For the record, I detest that utterly stupid media construct of “seeing green shoots of an economic recovery”. Yet the media continues its frantic search for signs of green shoots of something, anything, that might indicate some economic rebound. For instance, CNN:
The number of Americans collecting long-term unemployment aid fell to the lowest in three months in mid-July, according to government data that implied a slowing pace of layoffs as the economy stabilizes.
The Labor Department said that while initial claims for state unemployment insurance benefits rose by 25,000 to a seasonally adjusted 584,000 last week, the number of people still on benefit rolls after collecting an initial week of aid fell by 54,000 to 6.20 million in the week to July 18, the lowest since early April.
In addition, the four-week moving average for new claims, considered to be a better gauge of underlying trends, fell by 8,250 to 559,000, the lowest since late January.
By my count, according to published reports, 2,231,111 people have filed for initial unemployment in the past four weeks.For some reason, CNN does not appear to even consider that the number of people dropping off the unemployment rolls might be people that ran out of benefits.
“I never dreamed it would be so hard to put my skills back to work,” says Jackson, who was assistant chief pilot at Skybus, a discount airline that went out of business.

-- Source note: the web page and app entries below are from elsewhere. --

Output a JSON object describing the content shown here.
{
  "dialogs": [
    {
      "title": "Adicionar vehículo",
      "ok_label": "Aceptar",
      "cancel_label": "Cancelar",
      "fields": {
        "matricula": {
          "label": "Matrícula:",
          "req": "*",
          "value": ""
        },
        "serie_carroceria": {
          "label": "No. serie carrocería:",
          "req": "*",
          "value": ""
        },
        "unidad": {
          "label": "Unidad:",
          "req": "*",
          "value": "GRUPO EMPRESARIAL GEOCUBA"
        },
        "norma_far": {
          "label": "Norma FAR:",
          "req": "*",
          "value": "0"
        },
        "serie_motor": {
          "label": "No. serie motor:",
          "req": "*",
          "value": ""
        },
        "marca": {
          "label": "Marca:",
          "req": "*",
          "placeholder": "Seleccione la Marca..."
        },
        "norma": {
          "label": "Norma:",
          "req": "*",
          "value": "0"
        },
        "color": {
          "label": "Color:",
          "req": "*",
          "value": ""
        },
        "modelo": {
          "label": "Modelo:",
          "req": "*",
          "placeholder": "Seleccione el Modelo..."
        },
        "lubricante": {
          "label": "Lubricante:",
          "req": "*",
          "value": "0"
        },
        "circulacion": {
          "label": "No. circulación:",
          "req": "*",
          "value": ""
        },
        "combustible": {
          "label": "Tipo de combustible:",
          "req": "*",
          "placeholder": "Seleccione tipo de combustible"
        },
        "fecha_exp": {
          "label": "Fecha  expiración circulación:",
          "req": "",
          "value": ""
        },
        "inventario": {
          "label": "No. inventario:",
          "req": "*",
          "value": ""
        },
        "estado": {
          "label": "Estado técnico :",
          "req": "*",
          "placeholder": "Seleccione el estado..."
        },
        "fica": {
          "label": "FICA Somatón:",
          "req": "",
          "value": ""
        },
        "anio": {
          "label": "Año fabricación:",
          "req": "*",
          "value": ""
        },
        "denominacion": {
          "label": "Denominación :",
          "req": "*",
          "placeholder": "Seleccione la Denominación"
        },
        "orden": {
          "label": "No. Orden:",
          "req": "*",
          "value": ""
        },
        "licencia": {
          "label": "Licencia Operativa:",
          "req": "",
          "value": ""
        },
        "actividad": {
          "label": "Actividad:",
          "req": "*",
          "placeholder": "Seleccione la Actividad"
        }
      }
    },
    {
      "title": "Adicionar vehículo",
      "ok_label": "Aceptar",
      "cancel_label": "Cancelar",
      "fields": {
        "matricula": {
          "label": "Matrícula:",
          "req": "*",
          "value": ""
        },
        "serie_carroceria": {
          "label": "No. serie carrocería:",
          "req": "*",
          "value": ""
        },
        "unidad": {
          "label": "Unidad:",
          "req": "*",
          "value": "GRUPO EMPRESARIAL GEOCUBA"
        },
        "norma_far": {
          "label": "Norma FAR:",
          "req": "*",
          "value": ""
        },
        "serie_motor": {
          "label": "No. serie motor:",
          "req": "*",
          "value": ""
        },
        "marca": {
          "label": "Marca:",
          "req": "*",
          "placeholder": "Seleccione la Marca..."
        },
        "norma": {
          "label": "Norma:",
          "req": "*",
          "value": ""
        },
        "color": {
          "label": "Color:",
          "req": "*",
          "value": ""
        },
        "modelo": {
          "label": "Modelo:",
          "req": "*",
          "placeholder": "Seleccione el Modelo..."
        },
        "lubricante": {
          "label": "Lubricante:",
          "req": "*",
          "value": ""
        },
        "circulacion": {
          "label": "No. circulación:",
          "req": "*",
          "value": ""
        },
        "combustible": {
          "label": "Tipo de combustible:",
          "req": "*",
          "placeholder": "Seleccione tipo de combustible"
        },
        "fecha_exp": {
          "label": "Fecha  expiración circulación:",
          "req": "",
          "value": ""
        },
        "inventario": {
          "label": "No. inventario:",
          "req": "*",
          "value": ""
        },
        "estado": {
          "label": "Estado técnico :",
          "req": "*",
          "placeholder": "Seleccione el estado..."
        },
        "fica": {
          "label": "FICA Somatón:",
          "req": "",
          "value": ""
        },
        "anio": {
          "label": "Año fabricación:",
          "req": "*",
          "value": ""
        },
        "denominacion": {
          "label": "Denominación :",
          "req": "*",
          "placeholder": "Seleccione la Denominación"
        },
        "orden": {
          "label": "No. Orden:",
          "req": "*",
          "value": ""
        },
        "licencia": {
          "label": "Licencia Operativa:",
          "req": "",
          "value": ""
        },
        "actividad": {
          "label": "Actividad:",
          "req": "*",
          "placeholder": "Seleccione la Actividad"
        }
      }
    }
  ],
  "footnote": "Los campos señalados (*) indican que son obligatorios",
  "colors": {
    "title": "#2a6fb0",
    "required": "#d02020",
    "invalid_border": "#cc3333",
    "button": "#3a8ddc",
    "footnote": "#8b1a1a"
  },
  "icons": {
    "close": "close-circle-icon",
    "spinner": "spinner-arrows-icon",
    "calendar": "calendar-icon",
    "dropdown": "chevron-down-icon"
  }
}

Jackson, the airline pilot, has a lovely house and barn in Delaware, an affluent Columbus suburb. Active in church, Jackson’s family has taken troubled youths into their home.
But after nearly two years without work, Jackson is dispirited. He made the last house payment he could afford in June. He has depleted his savings and 401(k) retirement account and sold expensive machining equipment that he used for a hobby and extra income.
“We are serving an increasing number of people who work in professional services and skilled trades,” she said. “These people have maintained solid incomes their entire lives, but are now in financial trouble and are reaching out for counseling to help avoid foreclosure.”
In June, 72 percent of homeowners who got foreclosure prevention counseling from the agency, which serves all 50 states, were either unemployed or reported a drop in income.
Brace yourselves for the reality of those “green shoots”.
There actually aren’t any.